Choosing a Mother’s Day Out Program is coming next week. Sorry, I got ahead of myself!
A couple of months ago, I read a blog post about making your own laundry detergent. It sounded so…Austin. It also sounded seriously cheaper than the $16 bucks I was laying out every month or so for the “HE” stuff for my front loader. But, it was a liquid version and looked a little too complicated and messy for me. In a stroke of genius, I googled DIY powder detergent and found a winner. I had to make a run to the grocery store anyway, so I got myself the ingredients and whipped up a batch. I gave it a test run on Saturday night – oh the exciting life I lead, I know. But, it was awesome!
HDYDI: MAKING YOUR OWN LAUNDRY DETERGENT
The way I calculated it all out? With a batch that can do 100 loads, it cost me less than 5-cents/load compared to 21-cents/load with the old stuff. It took about five minutes to whip it together and it smells great. Just call me an Austin Hippie. This one is winner winner, chicken dinner. All I know is that my great-grandmother must be looking down from heaven saying, “Sweetie, you’re not hippie, you’re just doing what we did!”

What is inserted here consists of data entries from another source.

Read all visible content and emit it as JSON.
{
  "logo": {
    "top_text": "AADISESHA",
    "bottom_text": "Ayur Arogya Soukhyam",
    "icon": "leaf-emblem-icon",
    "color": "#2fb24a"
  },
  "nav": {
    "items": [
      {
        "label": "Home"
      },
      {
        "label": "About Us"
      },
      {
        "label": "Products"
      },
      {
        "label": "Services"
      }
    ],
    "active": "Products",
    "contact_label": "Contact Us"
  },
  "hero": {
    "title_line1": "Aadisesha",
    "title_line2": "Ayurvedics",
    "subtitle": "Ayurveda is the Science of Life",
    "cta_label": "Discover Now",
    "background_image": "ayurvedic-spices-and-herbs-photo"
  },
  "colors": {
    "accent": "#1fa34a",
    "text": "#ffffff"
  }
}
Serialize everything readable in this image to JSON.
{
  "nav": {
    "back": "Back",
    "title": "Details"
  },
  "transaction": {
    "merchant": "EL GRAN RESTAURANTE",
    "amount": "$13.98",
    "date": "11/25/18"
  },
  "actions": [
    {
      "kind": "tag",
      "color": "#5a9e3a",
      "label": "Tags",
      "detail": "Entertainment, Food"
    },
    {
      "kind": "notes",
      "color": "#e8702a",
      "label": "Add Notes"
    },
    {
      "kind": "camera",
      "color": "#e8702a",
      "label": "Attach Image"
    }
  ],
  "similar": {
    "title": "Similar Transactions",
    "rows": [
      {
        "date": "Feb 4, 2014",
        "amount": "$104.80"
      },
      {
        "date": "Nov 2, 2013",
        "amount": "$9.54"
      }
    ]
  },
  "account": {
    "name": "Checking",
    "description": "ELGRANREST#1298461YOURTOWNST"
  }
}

1 c. Borax
1 c. Arm & Hammer Washing Soda
1 bar of laundry soap, grated (I used Fels Neptha)
Grate the laundry bar. And, if you can, find a smaller grater as it makes it more of a powder consistency. I found all those items in the laundry aisle at HEB, but I’m sure Target or Wal-Mart has them, too. I used the Fels Neptha bar, but I think next time I’ll try and find Ivory just because I like the white instead of the yellow color.
Add the Borax and washing soda, mix it together and put into an airtight container. I found mine at the Container Store (shocker) and then popped a cheap measuring spoon (the set was 99-cents) in with the detergent.
Use 1-2 T. per load. I use 2T. on really dirty loads and 1T. for the lighter stuff. Translation? 2T. on the kids’ clothes and 1T. on mine.
I’m already feeling better about less waste: no more big detergent bottles to recycle and less gas to get to the store to buy said bottle. Plus, it’s made me think about what I’m washing, too. It’s not uncommon at all to have the kids, or me, wear the same item of clothing more than once before it’s washed. In college I used to joke that my jeans had been worn so many times without being cleand that they could just walk themselves to the washing machine.
The detergent feels a bit like cutting cable (post on that next week!): why in Sam Hill did we not do it sooner?